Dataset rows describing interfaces
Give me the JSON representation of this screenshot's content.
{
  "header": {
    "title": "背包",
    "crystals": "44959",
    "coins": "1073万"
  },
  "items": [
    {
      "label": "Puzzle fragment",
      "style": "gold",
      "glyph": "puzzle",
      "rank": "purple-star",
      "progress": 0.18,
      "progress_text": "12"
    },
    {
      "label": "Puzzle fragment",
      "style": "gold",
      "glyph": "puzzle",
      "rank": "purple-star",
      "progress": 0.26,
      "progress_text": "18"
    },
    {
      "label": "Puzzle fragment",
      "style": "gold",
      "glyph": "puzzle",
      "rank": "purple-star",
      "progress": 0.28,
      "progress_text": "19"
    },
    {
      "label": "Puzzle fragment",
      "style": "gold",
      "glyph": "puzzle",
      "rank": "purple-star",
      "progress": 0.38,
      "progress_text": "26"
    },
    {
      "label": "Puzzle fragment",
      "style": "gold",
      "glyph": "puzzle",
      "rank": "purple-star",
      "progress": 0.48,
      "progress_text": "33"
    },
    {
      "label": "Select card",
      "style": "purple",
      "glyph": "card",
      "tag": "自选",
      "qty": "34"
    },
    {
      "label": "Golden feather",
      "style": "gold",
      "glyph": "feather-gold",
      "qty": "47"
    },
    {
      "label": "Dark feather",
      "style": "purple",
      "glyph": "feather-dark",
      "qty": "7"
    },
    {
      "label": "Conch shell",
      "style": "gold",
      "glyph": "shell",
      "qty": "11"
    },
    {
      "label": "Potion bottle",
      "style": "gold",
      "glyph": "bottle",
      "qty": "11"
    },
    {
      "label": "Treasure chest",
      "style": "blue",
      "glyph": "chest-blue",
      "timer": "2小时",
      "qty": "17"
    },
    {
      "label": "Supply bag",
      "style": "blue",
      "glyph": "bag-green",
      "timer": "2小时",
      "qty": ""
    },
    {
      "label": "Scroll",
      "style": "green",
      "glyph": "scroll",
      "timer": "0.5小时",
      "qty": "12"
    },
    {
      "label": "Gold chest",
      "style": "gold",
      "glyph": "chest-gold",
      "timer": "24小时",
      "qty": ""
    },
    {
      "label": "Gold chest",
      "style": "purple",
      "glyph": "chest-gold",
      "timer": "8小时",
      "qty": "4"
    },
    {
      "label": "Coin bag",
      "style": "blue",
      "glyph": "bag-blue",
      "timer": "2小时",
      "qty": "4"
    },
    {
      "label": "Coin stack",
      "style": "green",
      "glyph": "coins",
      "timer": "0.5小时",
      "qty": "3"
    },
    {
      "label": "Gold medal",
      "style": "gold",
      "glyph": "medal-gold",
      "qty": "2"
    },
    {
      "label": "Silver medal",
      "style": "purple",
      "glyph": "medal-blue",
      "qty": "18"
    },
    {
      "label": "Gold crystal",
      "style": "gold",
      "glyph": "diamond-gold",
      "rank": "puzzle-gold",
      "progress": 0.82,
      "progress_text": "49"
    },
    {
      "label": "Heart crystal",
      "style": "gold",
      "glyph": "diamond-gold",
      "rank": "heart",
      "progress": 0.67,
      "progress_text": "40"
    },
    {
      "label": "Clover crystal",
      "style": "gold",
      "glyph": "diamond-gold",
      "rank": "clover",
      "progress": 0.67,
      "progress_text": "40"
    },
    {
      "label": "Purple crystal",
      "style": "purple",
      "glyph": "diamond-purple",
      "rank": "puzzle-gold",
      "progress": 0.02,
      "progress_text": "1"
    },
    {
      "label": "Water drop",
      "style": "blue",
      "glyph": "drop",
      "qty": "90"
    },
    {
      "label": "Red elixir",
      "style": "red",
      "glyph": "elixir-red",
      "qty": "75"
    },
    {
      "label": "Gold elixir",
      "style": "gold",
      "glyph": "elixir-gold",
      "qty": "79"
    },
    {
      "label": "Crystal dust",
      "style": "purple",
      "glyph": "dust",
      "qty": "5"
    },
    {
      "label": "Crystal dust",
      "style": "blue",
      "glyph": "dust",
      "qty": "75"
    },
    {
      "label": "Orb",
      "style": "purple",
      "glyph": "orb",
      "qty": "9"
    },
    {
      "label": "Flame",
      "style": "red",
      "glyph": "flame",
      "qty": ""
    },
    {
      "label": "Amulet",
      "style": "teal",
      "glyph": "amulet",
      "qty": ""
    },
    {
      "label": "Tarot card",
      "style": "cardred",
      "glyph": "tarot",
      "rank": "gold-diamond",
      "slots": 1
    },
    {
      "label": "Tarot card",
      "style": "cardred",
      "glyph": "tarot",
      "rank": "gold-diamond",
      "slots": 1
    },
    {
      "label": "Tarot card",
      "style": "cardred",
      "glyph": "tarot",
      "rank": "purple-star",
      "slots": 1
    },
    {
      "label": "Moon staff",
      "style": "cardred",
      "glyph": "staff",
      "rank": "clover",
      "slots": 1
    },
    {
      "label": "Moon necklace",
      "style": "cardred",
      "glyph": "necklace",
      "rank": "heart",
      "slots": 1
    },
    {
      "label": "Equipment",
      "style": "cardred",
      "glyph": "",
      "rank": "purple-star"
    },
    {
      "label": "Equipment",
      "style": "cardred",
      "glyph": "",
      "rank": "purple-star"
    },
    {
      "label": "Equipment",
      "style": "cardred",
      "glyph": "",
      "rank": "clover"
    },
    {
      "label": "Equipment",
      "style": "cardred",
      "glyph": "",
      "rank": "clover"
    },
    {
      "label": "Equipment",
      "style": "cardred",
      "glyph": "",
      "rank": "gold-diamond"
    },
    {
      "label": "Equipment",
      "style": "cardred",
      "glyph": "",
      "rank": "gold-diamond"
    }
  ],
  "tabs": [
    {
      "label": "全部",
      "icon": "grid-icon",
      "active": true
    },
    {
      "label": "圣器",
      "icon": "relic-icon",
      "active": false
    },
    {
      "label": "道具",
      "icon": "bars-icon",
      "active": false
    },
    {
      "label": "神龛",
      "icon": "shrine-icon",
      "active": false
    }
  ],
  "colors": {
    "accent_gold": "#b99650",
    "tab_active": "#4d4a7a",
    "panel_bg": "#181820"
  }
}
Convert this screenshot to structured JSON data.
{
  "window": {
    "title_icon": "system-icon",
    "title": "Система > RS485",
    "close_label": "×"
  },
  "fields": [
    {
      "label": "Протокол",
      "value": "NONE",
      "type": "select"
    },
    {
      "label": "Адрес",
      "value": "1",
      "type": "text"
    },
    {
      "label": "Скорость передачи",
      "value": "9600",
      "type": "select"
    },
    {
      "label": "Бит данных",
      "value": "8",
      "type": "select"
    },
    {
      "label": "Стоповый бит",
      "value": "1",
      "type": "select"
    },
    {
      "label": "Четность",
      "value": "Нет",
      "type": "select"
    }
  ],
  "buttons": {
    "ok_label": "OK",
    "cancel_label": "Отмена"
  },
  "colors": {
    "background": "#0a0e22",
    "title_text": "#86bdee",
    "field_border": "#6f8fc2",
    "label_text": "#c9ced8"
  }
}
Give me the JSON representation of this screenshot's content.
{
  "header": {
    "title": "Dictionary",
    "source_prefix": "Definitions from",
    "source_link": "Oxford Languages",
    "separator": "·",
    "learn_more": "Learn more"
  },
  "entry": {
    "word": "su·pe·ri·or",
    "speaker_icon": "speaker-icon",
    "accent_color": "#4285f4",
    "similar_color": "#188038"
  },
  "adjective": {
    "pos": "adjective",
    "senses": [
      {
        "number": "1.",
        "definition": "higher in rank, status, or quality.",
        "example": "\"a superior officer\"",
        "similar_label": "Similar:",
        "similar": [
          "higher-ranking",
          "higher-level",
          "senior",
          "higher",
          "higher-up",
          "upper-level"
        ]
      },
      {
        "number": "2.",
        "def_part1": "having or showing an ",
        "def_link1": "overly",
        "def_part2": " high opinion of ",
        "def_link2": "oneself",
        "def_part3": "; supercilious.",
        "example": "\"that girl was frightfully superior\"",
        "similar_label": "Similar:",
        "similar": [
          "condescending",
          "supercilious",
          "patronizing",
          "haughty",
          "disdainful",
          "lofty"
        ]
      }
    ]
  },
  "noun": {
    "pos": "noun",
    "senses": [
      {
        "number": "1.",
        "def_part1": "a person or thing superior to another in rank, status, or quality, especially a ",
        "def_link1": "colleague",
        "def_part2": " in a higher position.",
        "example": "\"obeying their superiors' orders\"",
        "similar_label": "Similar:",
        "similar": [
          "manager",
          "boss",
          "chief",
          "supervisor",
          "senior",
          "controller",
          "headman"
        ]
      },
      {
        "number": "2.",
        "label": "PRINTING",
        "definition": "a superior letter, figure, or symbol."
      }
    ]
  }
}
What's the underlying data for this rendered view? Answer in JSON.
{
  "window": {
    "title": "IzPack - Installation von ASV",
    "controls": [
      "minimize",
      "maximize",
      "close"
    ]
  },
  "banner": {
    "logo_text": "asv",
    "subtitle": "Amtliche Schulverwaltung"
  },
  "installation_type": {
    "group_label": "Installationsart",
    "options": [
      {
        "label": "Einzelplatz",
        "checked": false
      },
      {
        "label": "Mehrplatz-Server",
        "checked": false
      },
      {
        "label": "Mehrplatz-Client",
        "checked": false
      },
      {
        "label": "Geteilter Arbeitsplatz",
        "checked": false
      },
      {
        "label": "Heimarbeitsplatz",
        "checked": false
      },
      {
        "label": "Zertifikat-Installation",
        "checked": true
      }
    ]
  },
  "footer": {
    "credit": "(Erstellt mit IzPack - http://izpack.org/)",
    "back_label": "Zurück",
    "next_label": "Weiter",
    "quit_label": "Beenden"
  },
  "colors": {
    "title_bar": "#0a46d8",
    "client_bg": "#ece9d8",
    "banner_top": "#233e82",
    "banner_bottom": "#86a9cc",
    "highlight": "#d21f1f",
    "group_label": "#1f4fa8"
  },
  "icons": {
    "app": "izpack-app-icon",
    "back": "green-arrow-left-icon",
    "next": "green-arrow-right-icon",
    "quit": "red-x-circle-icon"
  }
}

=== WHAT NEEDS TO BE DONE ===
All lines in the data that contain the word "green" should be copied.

=== RESPONSE BOX ===
      "glyph": "bag-green",
      "style": "green",
      "style": "green",
    "back": "green-arrow-left-icon",
    "next": "green-arrow-right-icon",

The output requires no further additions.